As I mentioned previously Docker is getting a lot of interest lately.
Docker kindly provide a trusted* build service which allows people to publish and share their docker images for quick reuse.
I have built two images for consumption, all you need is docker installed:
This is simply an “appliance” you can use to run jenkins - all you need is docker. This is really the same as what you would get if you followed the ubuntu/debian setup instructions and some work.
To use this, simply run:
docker run -p 8080:8080 michaelneale/jenkins-docker
This will download (and cache) and run a “vanilla” jenkins, inside docker. The workspace is stored in the docker container (the container is persistent). You can of course have it store the workspace anywhere you like, as normal. But the nice bit is that it is just one thing to run - and it will run anywhere docker runs - that is what docker is all about.
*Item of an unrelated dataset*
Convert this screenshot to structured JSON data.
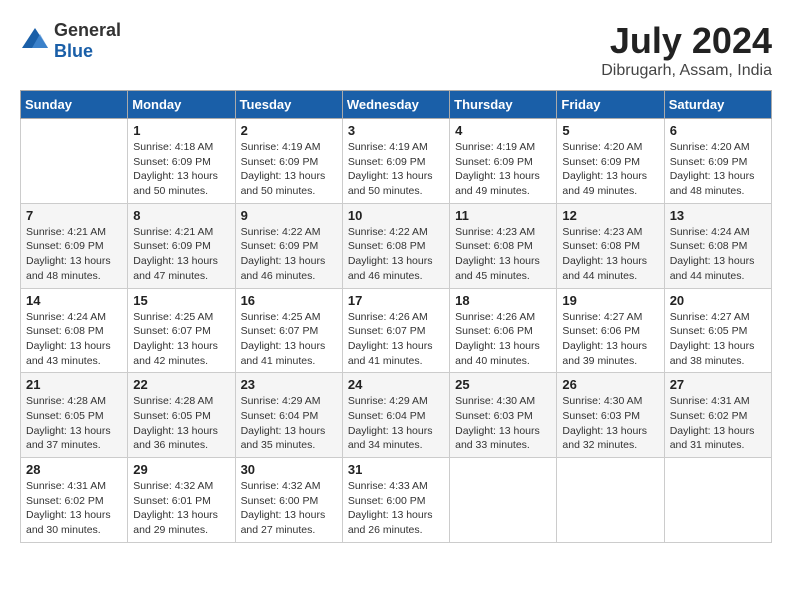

One thing lots of people are looking at is using docker itself in jenkins builds (the docker plugin
is a work in progress showing how to use a base image to host builds) - this requires you to wire it up to your docker installation.
This docker image (based on the above) also allows you to use docker itself as part of your build:
docker run -p 8080:8080 -privileged michaelneale/jenkins-docker-executors
This, like the above, will leave you with jenkins running on port 8080 - however - note the privileged flag - that allows docker to run, itself, inside the container (crazy! - enabled by this
You can then create freestyle builds that use docker commands! This one is clearly more experimental than the first - use wisely (the privileged flag means that docker has less control over what the container can do).
So there you have it - 2 ways to use Jenkins with Docker. Docker images, published public index
*, are an interesting way to distribute server based software - as you know, once it is built, it will work where docker works!
If you are using docker-osx
- for example, you will find jenkins running on http://localdocker:8080.
These are not official distributions at the moment - and I hope to make these available under the cloudbees namespace/github group when the index supports this soon (at the moment they are under my name, but that is temporary) - but they aren’t that hard to do. See here
for the github repos. Pull requests welcome.
* The “trusted build service” by docker.io is not really so much about the building of image, but the fact that it builds images you can trust that do what the Dockerfile says they can do - so you can safely use the binary images just as if you installed a package via your OS package manager.